I prefer to write them "Upsadaisy" and "Whoopsadaisy" and in both cases the first vowel is pronounced, not like the "u" in "but" and the "oo" in "boot," but (both of them) like the "u" in "put."
It's still an occasional part of my active vocabulary, e.g., directed at myself when minor mishaps occur or possibly, ironically, more major ones.
I grew up in the southeast of England, but I'd be wary of tying my acquiring it and using it to the region.
OED lists two spellings, two distinct entries:
1. Used to express encouragement or reassurance, typically when assisting someone (in early use esp. a child) to get up, recover from a fall, etc., or when lifting a child into the air. Cf. up a daisy int.
2. Used to express surprise, concern, etc., typically used in response to a minor accident or mistake. Occasionally as a modifier, designating such a minor mishap. Cf. whoops-a-daisy int.

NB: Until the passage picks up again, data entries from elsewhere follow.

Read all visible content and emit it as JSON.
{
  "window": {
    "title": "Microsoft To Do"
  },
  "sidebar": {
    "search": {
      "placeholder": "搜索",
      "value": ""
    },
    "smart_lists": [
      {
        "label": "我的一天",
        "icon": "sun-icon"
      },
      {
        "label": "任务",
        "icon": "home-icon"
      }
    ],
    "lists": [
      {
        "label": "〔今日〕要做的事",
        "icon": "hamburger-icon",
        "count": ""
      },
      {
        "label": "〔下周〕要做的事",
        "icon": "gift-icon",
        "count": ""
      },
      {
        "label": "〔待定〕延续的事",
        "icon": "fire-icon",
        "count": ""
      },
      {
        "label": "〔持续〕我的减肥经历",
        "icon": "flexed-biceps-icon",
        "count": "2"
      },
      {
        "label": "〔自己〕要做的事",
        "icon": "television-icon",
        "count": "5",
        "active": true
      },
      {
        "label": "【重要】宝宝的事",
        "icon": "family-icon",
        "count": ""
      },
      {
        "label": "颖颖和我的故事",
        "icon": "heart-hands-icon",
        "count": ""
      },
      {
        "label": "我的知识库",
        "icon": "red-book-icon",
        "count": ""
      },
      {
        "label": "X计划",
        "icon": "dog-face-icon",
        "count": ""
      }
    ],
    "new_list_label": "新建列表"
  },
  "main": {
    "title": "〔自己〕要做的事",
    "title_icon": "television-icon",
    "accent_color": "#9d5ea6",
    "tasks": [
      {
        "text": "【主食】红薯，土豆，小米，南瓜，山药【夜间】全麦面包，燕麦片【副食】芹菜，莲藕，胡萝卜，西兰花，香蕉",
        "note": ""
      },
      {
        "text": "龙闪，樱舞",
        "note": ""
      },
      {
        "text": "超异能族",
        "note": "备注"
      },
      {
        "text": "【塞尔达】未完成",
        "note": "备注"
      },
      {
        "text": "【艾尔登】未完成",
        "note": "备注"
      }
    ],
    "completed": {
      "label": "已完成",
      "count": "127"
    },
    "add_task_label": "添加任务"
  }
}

Used to express surprise, concern, etc., typically in response to a minor accident or mistake. Sometimes also used when encouraging or assisting a person to perform a simple physical task, esp. one regarded as difficult or daunting (cf. upsadaisy int.).

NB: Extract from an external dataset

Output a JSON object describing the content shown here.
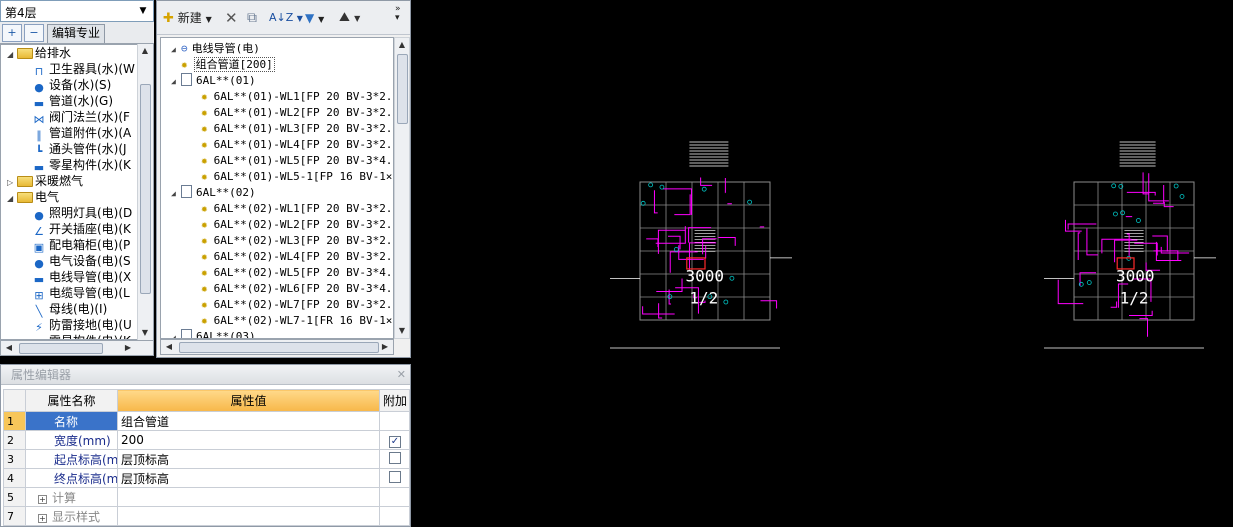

---the OED pronunciations (particularly at the second) are many. ("My" pronunciation of "upsadaisy" isn't listed, which likely won't, I fear, succeed in making me change my ways. ;-()